The gap is not resources or innovation, it is effective delivery. MAS should not just focus on innovation, gaps and prizes – it could commission and evaluate existing provision including from outside experts, with the objective of reporting back as to what is effective.
The consumer, a young person, widely differs from the adult seeking advice facing immediate financial issues. Young people need to be actively engaged. A point MyBnk has repeatedly made is that teachers are not financial experts and financial experts are not teachers. Whilst teachers can engage, the absence of extra training, evaluation and time restrictions mean ‘teaching to pack’ using off the shelf resources, is highly unlikely to be effective.
Long term solution
Longer term we believe the Farnish report, MAS and the Government misspecify what is needed for ubiquitous, unbiased, relevant and effective financial education. The commercial sector cannot be expected to fund it, the charitable sector cannot afford to. Provision is and should be the responsibility of the school’s themselves – MAS can help move us forward, making sure this happens. MAS should not only consider what is most effective but what can practically be introduced given the pressure on schools. In our view, and that of OECD Pisa study, this is more likely to be relatively short stand-alone provision to fit with the existing structure of drop-down days.
One solution is independent expert-led provision of financial education in schools as recommended by the Centre for Social Justice – this has been proven highly effective by Oxford ISIS Consultants. MyBnk can cover everything required on the national curriculum at a cost of £ 20-25 per young person.

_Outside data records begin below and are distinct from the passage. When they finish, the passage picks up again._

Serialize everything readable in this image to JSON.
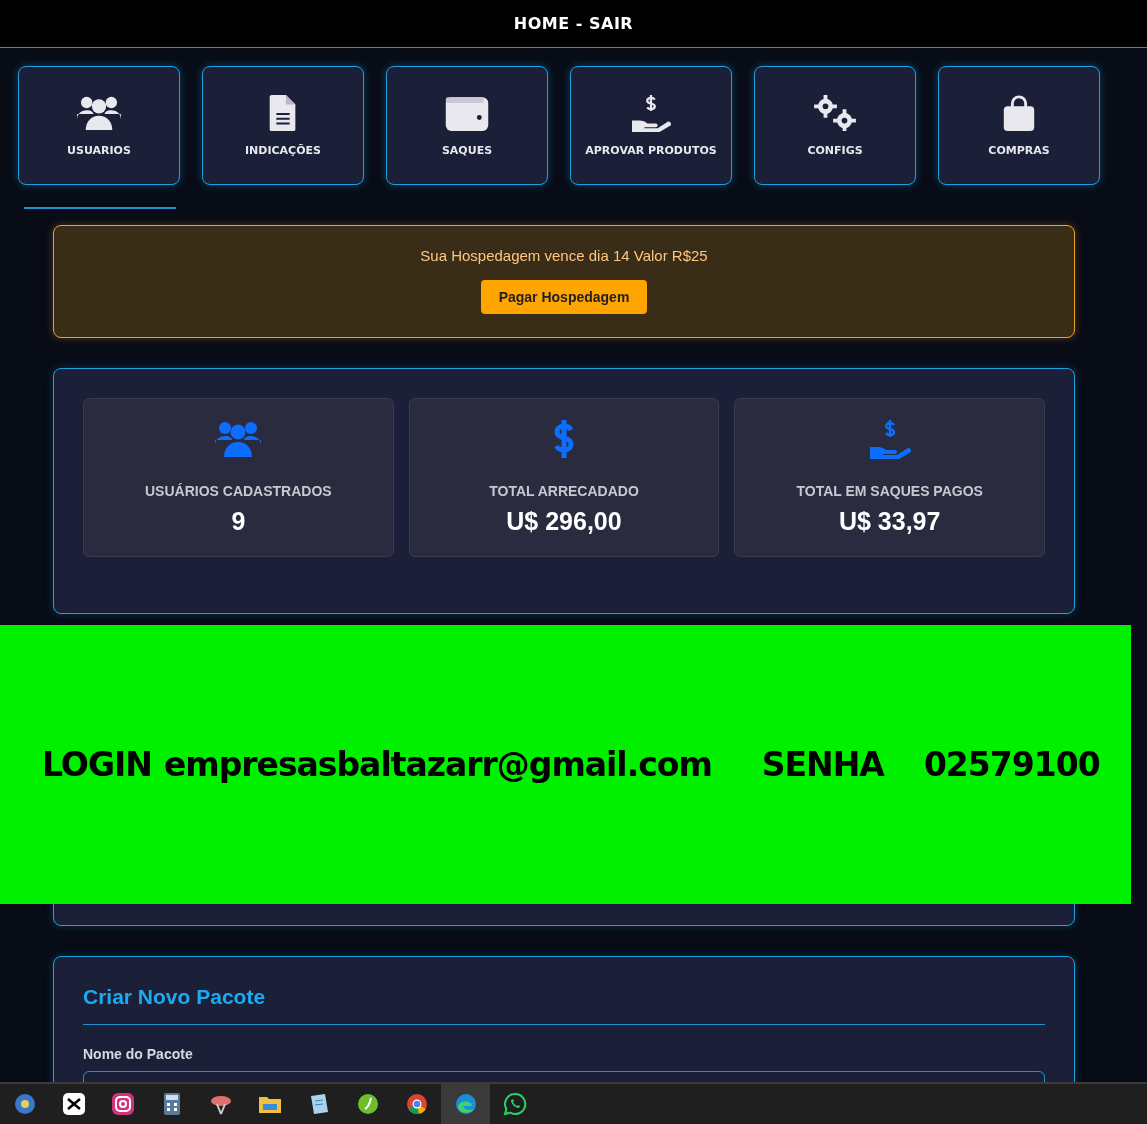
{
  "top_bar": {
    "title": "HOME - SAIR"
  },
  "nav_tiles": [
    {
      "kind": "users",
      "label": "USUARIOS"
    },
    {
      "kind": "document",
      "label": "INDICAÇÕES"
    },
    {
      "kind": "wallet",
      "label": "SAQUES"
    },
    {
      "kind": "hand-dollar",
      "label": "APROVAR PRODUTOS"
    },
    {
      "kind": "gears",
      "label": "CONFIGS"
    },
    {
      "kind": "bag",
      "label": "COMPRAS"
    }
  ],
  "hosting_alert": {
    "message": "Sua Hospedagem vence dia 14 Valor R$25",
    "button": "Pagar Hospedagem"
  },
  "stats": [
    {
      "kind": "users",
      "label": "USUÁRIOS CADASTRADOS",
      "value": "9"
    },
    {
      "kind": "dollar",
      "label": "TOTAL ARRECADADO",
      "value": "U$ 296,00"
    },
    {
      "kind": "hand-dollar",
      "label": "TOTAL EM SAQUES PAGOS",
      "value": "U$ 33,97"
    }
  ],
  "overlay_banner": {
    "login_label": "LOGIN",
    "login": "empresasbaltazarr@gmail.com",
    "password_label": "SENHA",
    "password": "02579100"
  },
  "create_package": {
    "title": "Criar Novo Pacote",
    "field_label": "Nome do Pacote"
  },
  "taskbar": [
    {
      "kind": "disc",
      "selected": false
    },
    {
      "kind": "capcut",
      "selected": false
    },
    {
      "kind": "camera",
      "selected": false
    },
    {
      "kind": "calculator",
      "selected": false
    },
    {
      "kind": "snip",
      "selected": false
    },
    {
      "kind": "folder",
      "selected": false
    },
    {
      "kind": "note",
      "selected": false
    },
    {
      "kind": "green-ball",
      "selected": false
    },
    {
      "kind": "chrome",
      "selected": false
    },
    {
      "kind": "edge",
      "selected": true
    },
    {
      "kind": "chat",
      "selected": false
    }
  ]
}
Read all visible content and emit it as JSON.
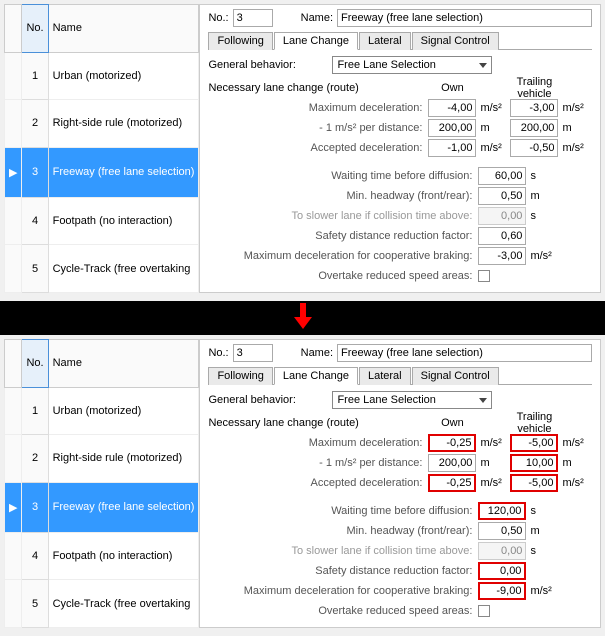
{
  "list": {
    "headers": {
      "no": "No.",
      "name": "Name"
    },
    "rows": [
      {
        "no": "1",
        "name": "Urban (motorized)"
      },
      {
        "no": "2",
        "name": "Right-side rule (motorized)"
      },
      {
        "no": "3",
        "name": "Freeway (free lane selection)"
      },
      {
        "no": "4",
        "name": "Footpath (no interaction)"
      },
      {
        "no": "5",
        "name": "Cycle-Track (free overtaking"
      }
    ],
    "selected_index": 2
  },
  "header": {
    "no_label": "No.:",
    "no_value": "3",
    "name_label": "Name:",
    "name_value": "Freeway (free lane selection)"
  },
  "tabs": {
    "following": "Following",
    "lane_change": "Lane Change",
    "lateral": "Lateral",
    "signal_control": "Signal Control"
  },
  "general_behavior_label": "General behavior:",
  "general_behavior_value": "Free Lane Selection",
  "nec_title": "Necessary lane change (route)",
  "own_header": "Own",
  "trail_header": "Trailing vehicle",
  "labels": {
    "max_decel": "Maximum deceleration:",
    "per_dist": "- 1 m/s² per distance:",
    "acc_decel": "Accepted deceleration:",
    "wait_diff": "Waiting time before diffusion:",
    "min_hw": "Min. headway (front/rear):",
    "slower_if": "To slower lane if collision time above:",
    "safety": "Safety distance reduction factor:",
    "coop_brake": "Maximum deceleration for cooperative braking:",
    "overtake": "Overtake reduced speed areas:"
  },
  "units": {
    "ms2": "m/s²",
    "m": "m",
    "s": "s"
  },
  "before": {
    "max_decel_own": "-4,00",
    "max_decel_trail": "-3,00",
    "per_dist_own": "200,00",
    "per_dist_trail": "200,00",
    "acc_decel_own": "-1,00",
    "acc_decel_trail": "-0,50",
    "wait_diff": "60,00",
    "min_hw": "0,50",
    "slower_if": "0,00",
    "safety": "0,60",
    "coop_brake": "-3,00"
  },
  "after": {
    "max_decel_own": "-0,25",
    "max_decel_trail": "-5,00",
    "per_dist_own": "200,00",
    "per_dist_trail": "10,00",
    "acc_decel_own": "-0,25",
    "acc_decel_trail": "-5,00",
    "wait_diff": "120,00",
    "min_hw": "0,50",
    "slower_if": "0,00",
    "safety": "0,00",
    "coop_brake": "-9,00"
  }
}
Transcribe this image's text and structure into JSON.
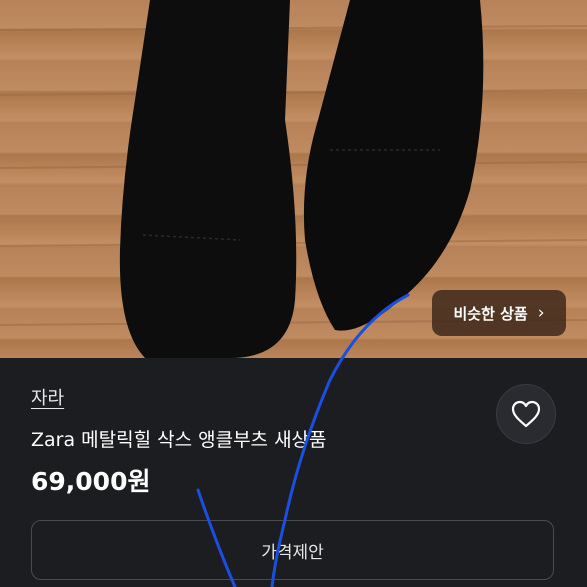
{
  "product": {
    "seller": "자라",
    "title": "Zara 메탈릭힐 삭스 앵클부츠 새상품",
    "price": "69,000원"
  },
  "similar_button": {
    "label": "비슷한 상품",
    "icon": "chevron-right-icon"
  },
  "like_button": {
    "icon": "heart-icon"
  },
  "offer_button": {
    "label": "가격제안"
  },
  "colors": {
    "background": "#1c1d21",
    "scribble": "#1a4fe0"
  }
}
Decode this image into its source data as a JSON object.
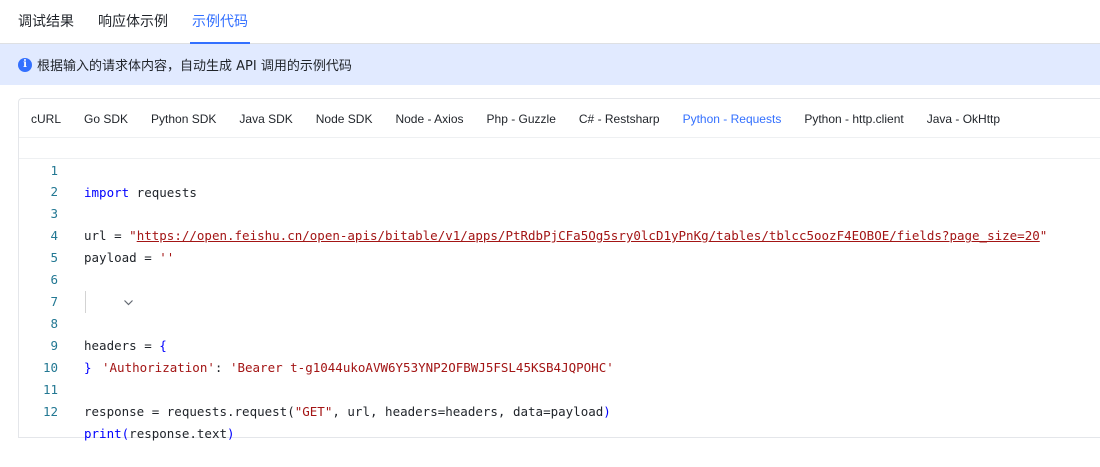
{
  "top_tabs": [
    {
      "label": "调试结果",
      "active": false
    },
    {
      "label": "响应体示例",
      "active": false
    },
    {
      "label": "示例代码",
      "active": true
    }
  ],
  "info": {
    "icon": "info-icon",
    "text": "根据输入的请求体内容，自动生成 API 调用的示例代码"
  },
  "lang_tabs": [
    {
      "label": "cURL",
      "active": false
    },
    {
      "label": "Go SDK",
      "active": false
    },
    {
      "label": "Python SDK",
      "active": false
    },
    {
      "label": "Java SDK",
      "active": false
    },
    {
      "label": "Node SDK",
      "active": false
    },
    {
      "label": "Node - Axios",
      "active": false
    },
    {
      "label": "Php - Guzzle",
      "active": false
    },
    {
      "label": "C# - Restsharp",
      "active": false
    },
    {
      "label": "Python - Requests",
      "active": true
    },
    {
      "label": "Python - http.client",
      "active": false
    },
    {
      "label": "Java - OkHttp",
      "active": false
    }
  ],
  "code": {
    "line_numbers": [
      "1",
      "2",
      "3",
      "4",
      "5",
      "6",
      "7",
      "8",
      "9",
      "10",
      "11",
      "12"
    ],
    "l1_kw": "import",
    "l1_rest": " requests",
    "l3_pre": "url = ",
    "l3_q1": "\"",
    "l3_url": "https://open.feishu.cn/open-apis/bitable/v1/apps/PtRdbPjCFa5Og5sry0lcD1yPnKg/tables/tblcc5oozF4EOBOE/fields?page_size=20",
    "l3_q2": "\"",
    "l4_pre": "payload = ",
    "l4_str": "''",
    "l7_pre": "headers = ",
    "l7_brace": "{",
    "l8_key": "'Authorization'",
    "l8_colon": ": ",
    "l8_val": "'Bearer t-g1044ukoAVW6Y53YNP2OFBWJ5FSL45KSB4JQPOHC'",
    "l9_brace": "}",
    "l11_pre": "response = requests.request(",
    "l11_str": "\"GET\"",
    "l11_post": ", url, headers=headers, data=payload",
    "l11_paren": ")",
    "l12_kw": "print",
    "l12_paren1": "(",
    "l12_mid": "response.text",
    "l12_paren2": ")"
  }
}
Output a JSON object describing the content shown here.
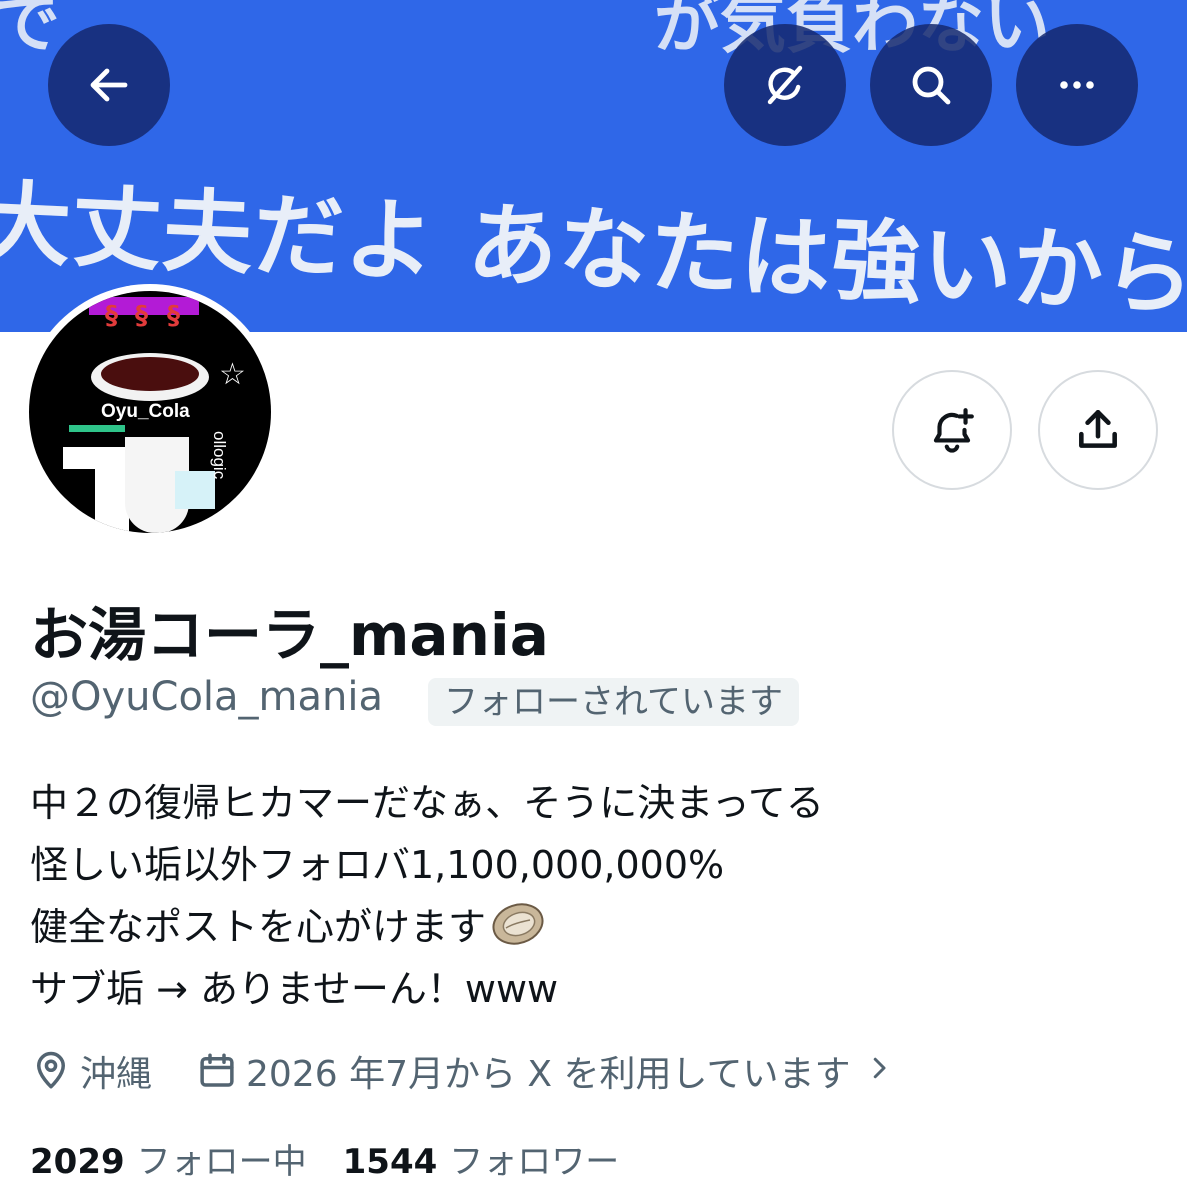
{
  "banner": {
    "top_text": "で　　　　　　　　　が気負わない",
    "main_text": "大丈夫だよ あなたは強いから"
  },
  "nav": {
    "back_icon": "arrow-left-icon",
    "grok_icon": "grok-icon",
    "search_icon": "search-icon",
    "more_icon": "more-horizontal-icon"
  },
  "avatar": {
    "label": "Oyu_Cola",
    "side_text": "ollogic"
  },
  "actions": {
    "notify_icon": "bell-plus-icon",
    "share_icon": "share-upload-icon"
  },
  "profile": {
    "display_name": "お湯コーラ_mania",
    "handle": "@OyuCola_mania",
    "follows_you": "フォローされています",
    "bio": [
      "中２の復帰ヒカマーだなぁ、そうに決まってる",
      "怪しい垢以外フォロバ1,100,000,000%",
      "健全なポストを心がけます",
      "サブ垢 → ありませーん！www"
    ],
    "location": "沖縄",
    "joined": "2026 年7月から X を利用しています"
  },
  "stats": {
    "following_count": "2029",
    "following_label": "フォロー中",
    "followers_count": "1544",
    "followers_label": "フォロワー"
  },
  "colors": {
    "banner": "#2f67e8",
    "text_primary": "#0f1419",
    "text_secondary": "#536471",
    "badge_bg": "#eff3f4"
  }
}
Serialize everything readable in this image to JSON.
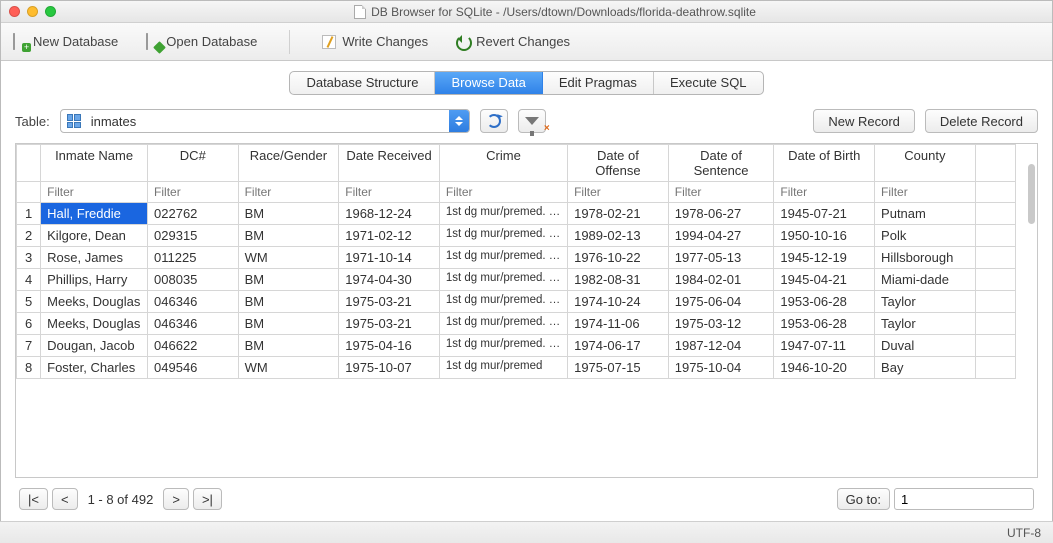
{
  "window": {
    "title": "DB Browser for SQLite - /Users/dtown/Downloads/florida-deathrow.sqlite"
  },
  "toolbar": {
    "new_db": "New Database",
    "open_db": "Open Database",
    "write_changes": "Write Changes",
    "revert_changes": "Revert Changes"
  },
  "tabs": {
    "structure": "Database Structure",
    "browse": "Browse Data",
    "pragmas": "Edit Pragmas",
    "sql": "Execute SQL"
  },
  "browse": {
    "table_label": "Table:",
    "table_name": "inmates",
    "new_record": "New Record",
    "delete_record": "Delete Record"
  },
  "columns": [
    "Inmate Name",
    "DC#",
    "Race/Gender",
    "Date Received",
    "Crime",
    "Date of Offense",
    "Date of Sentence",
    "Date of Birth",
    "County"
  ],
  "filter_placeholder": "Filter",
  "rows": [
    {
      "n": "1",
      "name": "Hall, Freddie",
      "dc": "022762",
      "rg": "BM",
      "recv": "1968-12-24",
      "crime": "1st dg mur/premed. …",
      "off": "1978-02-21",
      "sent": "1978-06-27",
      "dob": "1945-07-21",
      "county": "Putnam"
    },
    {
      "n": "2",
      "name": "Kilgore, Dean",
      "dc": "029315",
      "rg": "BM",
      "recv": "1971-02-12",
      "crime": "1st dg mur/premed. …",
      "off": "1989-02-13",
      "sent": "1994-04-27",
      "dob": "1950-10-16",
      "county": "Polk"
    },
    {
      "n": "3",
      "name": "Rose, James",
      "dc": "011225",
      "rg": "WM",
      "recv": "1971-10-14",
      "crime": "1st dg mur/premed. …",
      "off": "1976-10-22",
      "sent": "1977-05-13",
      "dob": "1945-12-19",
      "county": "Hillsborough"
    },
    {
      "n": "4",
      "name": "Phillips, Harry",
      "dc": "008035",
      "rg": "BM",
      "recv": "1974-04-30",
      "crime": "1st dg mur/premed. …",
      "off": "1982-08-31",
      "sent": "1984-02-01",
      "dob": "1945-04-21",
      "county": "Miami-dade"
    },
    {
      "n": "5",
      "name": "Meeks, Douglas",
      "dc": "046346",
      "rg": "BM",
      "recv": "1975-03-21",
      "crime": "1st dg mur/premed. …",
      "off": "1974-10-24",
      "sent": "1975-06-04",
      "dob": "1953-06-28",
      "county": "Taylor"
    },
    {
      "n": "6",
      "name": "Meeks, Douglas",
      "dc": "046346",
      "rg": "BM",
      "recv": "1975-03-21",
      "crime": "1st dg mur/premed. …",
      "off": "1974-11-06",
      "sent": "1975-03-12",
      "dob": "1953-06-28",
      "county": "Taylor"
    },
    {
      "n": "7",
      "name": "Dougan, Jacob",
      "dc": "046622",
      "rg": "BM",
      "recv": "1975-04-16",
      "crime": "1st dg mur/premed. …",
      "off": "1974-06-17",
      "sent": "1987-12-04",
      "dob": "1947-07-11",
      "county": "Duval"
    },
    {
      "n": "8",
      "name": "Foster, Charles",
      "dc": "049546",
      "rg": "WM",
      "recv": "1975-10-07",
      "crime": "1st dg mur/premed",
      "off": "1975-07-15",
      "sent": "1975-10-04",
      "dob": "1946-10-20",
      "county": "Bay"
    }
  ],
  "pager": {
    "first": "|<",
    "prev": "<",
    "next": ">",
    "last": ">|",
    "range": "1 - 8 of 492",
    "goto_label": "Go to:",
    "goto_value": "1"
  },
  "status": {
    "encoding": "UTF-8"
  }
}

The time has come to properly fund its delivery”.
For more information, contact [email protected] or call 0207 377 8770.